Rather, the district court appears to have concluded that, even though there were thirteen copied works and thus thirteen infringed copyrights, the last sentence of § 504(c)(1) required the court to award only seven statutory damage awards, one for each of the defendants-appellees' CD products. That sentence provides that “[f]or the purposes of this subsection, all the parts of a compilation or derivative work constitute one work.”17 U.S.C. § 504(c)(1). The district court must have believed that if two or more of the plaintiffs' copyrighted works were included by the defendants on a single CD, that CD was a “compilation” that constituted only one work for purposes of computing statutory damages.

To be sure, the last sentence of § 504(c)(1) is facially ambiguous as to the question posed here: whether a compilation that infringes multiple separate copyrights and is created without the authorization of the infringed copyrights' owners constitutes “one work.” But this court has already answered that question in the negative. In Twin Peaks Productions v. Publications International, 996 F.2d 1366 (2d Cir.1993), the issue presented was whether eight separately written teleplays of the television show Twin Peaks, illegally copied into one book published by the defendant, id. at 1370-78, constituted eight works or one work for purposes of statutory damages under § 504(c)(1). We held that the defendant's unauthorized compilation of multiple separate copyrights did not trigger the last sentence of § 504(c)(1) and that eight awards, not one award, of statutory damages were warranted. As in Twin Peaks, there is no evidence here that any of the separately copyrighted works were included in a compilation authorized by the copyright owners. Rather, the compilations were created by the defendants. Thus, Twin Peaks is squarely controlling.

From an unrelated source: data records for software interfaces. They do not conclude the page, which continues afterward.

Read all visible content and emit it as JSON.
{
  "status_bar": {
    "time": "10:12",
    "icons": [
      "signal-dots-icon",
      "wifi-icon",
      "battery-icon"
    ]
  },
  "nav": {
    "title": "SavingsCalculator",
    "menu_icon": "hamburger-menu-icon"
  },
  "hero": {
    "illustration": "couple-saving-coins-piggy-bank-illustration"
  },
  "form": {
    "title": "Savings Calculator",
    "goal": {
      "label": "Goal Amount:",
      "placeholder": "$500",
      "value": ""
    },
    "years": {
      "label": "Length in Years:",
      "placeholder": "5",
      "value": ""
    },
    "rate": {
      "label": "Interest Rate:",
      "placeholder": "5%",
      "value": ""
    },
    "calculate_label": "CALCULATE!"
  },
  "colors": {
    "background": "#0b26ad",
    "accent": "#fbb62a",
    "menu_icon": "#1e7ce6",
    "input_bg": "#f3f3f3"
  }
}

Each of the plaintiffs' separate copyrighted works constitutes one work for purposes of § 504(c)(1), and accordingly the defendants' infringement of thirteen copyrights by copying thirteen songs onto seven distinct CD products warrants thirteen statutory damage awards. On remand, the district court should allow the plaintiffs-appellants to recover thirteen awards of statutory damages, each in an amount not less than $500 or more than $100,000 as the court considers just. See 17 U.S.C. § 504(c).

FN4. In Twin Peaks, we left open the question whether the “overlapping copyrights” doctrine of Robert Stigwood Group Ltd. v. O'Reilly, 530 F.2d 1096 (2d Cir.1976), survived the passage of the Copyright Act of 1976 because we found ourselves confronted only by the “easy case” in which the infringed copyrights were plainly separate. Twin Peaks, 996 F.2d at 1381. … We need not decide today the vitality of the overlapping-copyrights doctrine because the defendants did not raise this argument and have thus waived it. Norton v. Sam's Club, 145 F.3d 114, 117 (2d Cir.1998).


We VACATE the judgments of the district court and REMAND these cases for the district court to recalculate the amount of statutory damages consistent with this opinion.

1 comment:

Mark Jaffe said...

It's a very logical decision, which also makes sense from a policy perspective.
Because none of the underlying works were authorized, the entire work cannot be deemed a compilation for the purposes of determining damages.

To hold the contrary, plaintiffs would find that their damages would be limited because, not despite, an infringer's activity was greater in scope.
It would create an incentive for infringers to have an "a long as we're past curfew" mentality. The more infringing we do on a single "compilation," the less we'd pay out to an individual plaintiff.